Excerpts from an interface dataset
Start of Block

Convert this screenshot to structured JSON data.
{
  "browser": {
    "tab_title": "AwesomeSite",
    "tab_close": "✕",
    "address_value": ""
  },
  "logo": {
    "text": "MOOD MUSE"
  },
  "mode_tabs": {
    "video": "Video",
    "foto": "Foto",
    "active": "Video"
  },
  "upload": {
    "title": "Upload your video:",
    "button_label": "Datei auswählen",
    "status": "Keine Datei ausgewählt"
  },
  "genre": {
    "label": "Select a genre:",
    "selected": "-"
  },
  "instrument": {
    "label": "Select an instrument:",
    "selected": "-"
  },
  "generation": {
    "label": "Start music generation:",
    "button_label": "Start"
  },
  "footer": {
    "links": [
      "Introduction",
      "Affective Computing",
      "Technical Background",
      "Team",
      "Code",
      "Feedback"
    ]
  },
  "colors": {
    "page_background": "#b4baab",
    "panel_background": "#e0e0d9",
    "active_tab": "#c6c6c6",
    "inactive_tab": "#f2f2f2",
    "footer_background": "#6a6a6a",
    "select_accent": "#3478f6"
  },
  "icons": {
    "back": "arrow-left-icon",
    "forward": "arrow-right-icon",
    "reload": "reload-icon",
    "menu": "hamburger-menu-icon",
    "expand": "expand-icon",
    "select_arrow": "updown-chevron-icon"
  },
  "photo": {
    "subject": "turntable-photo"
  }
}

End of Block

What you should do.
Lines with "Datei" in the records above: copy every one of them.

Finished task.
    "button_label": "Datei auswählen",
    "status": "Keine Datei ausgewählt"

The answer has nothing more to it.